by director Malcolm Venville
Hitchcock said that dialogue in film was photographs of people talking. I tried to keep that in mind when directing 44 Inch Chest. Simplicity in the photography was critical so that comprehension of the dialogue was achieved. The Louis Mellis and David Scinto dialogue is layered and I didn’t want the camera to interfere.
Balancing the performance with visuals was critical. Mood and atmosphere is everything. The arrangement of actors within frame according to their relevance was something I enjoyed. I looked at painters like Caravaggio in the way he arranged his subjects. The Godfather inspired me also, the way the father, the sons and consigliore were positioned within in such a way that reflected their power.

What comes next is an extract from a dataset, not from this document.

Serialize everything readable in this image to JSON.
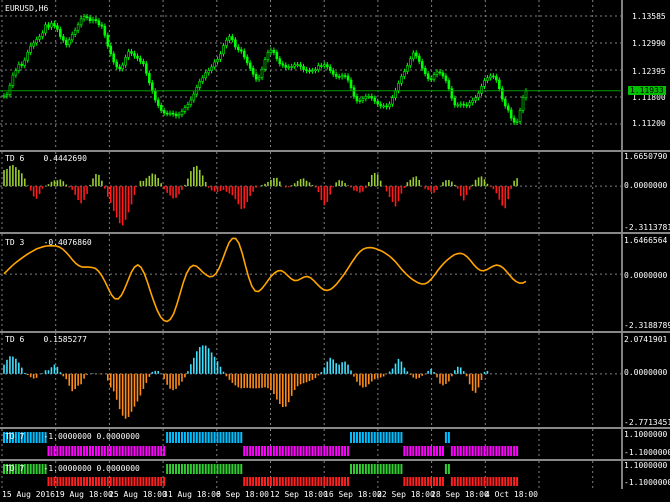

The root of 44 Inch Chest was forgiveness. Ray Winstone and I disagreed on this. He felt that Colin Diamond was a man incapable of revenge. I believed that forgiveness was the only way that Colin Diamond could let go of his past and survive. More than anything what I liked about Ray was his effortless ability to connect with emotion with the least amount of fuss. The doors into his feelings are all open and it’s inspiring to watch him act. I’d say besides being a great emotional actor, he’s a technical actor because his relationship with the lens is so precise.
I’d grown up watching Ray Winstone in Scum and Quadrophenia. Then later in Nil By Mouth and so on. Ian McShane and John Hurt were always around. As a student I loved watching Joanne Whalley in The Singing Detective. To finally get them gathered on set was exciting. What I discovered working with these actors is that all they want to know is that you understand the material. Then they can respect you.
What irritated me was the amount of men who told me in setting up the picture that the film was misogynistic when it was the complete opposite. It’s an anti-poetic view of love and marriage and of the danger of feelings.
I often thought that all the men in this story could be conceived as different shades of one man.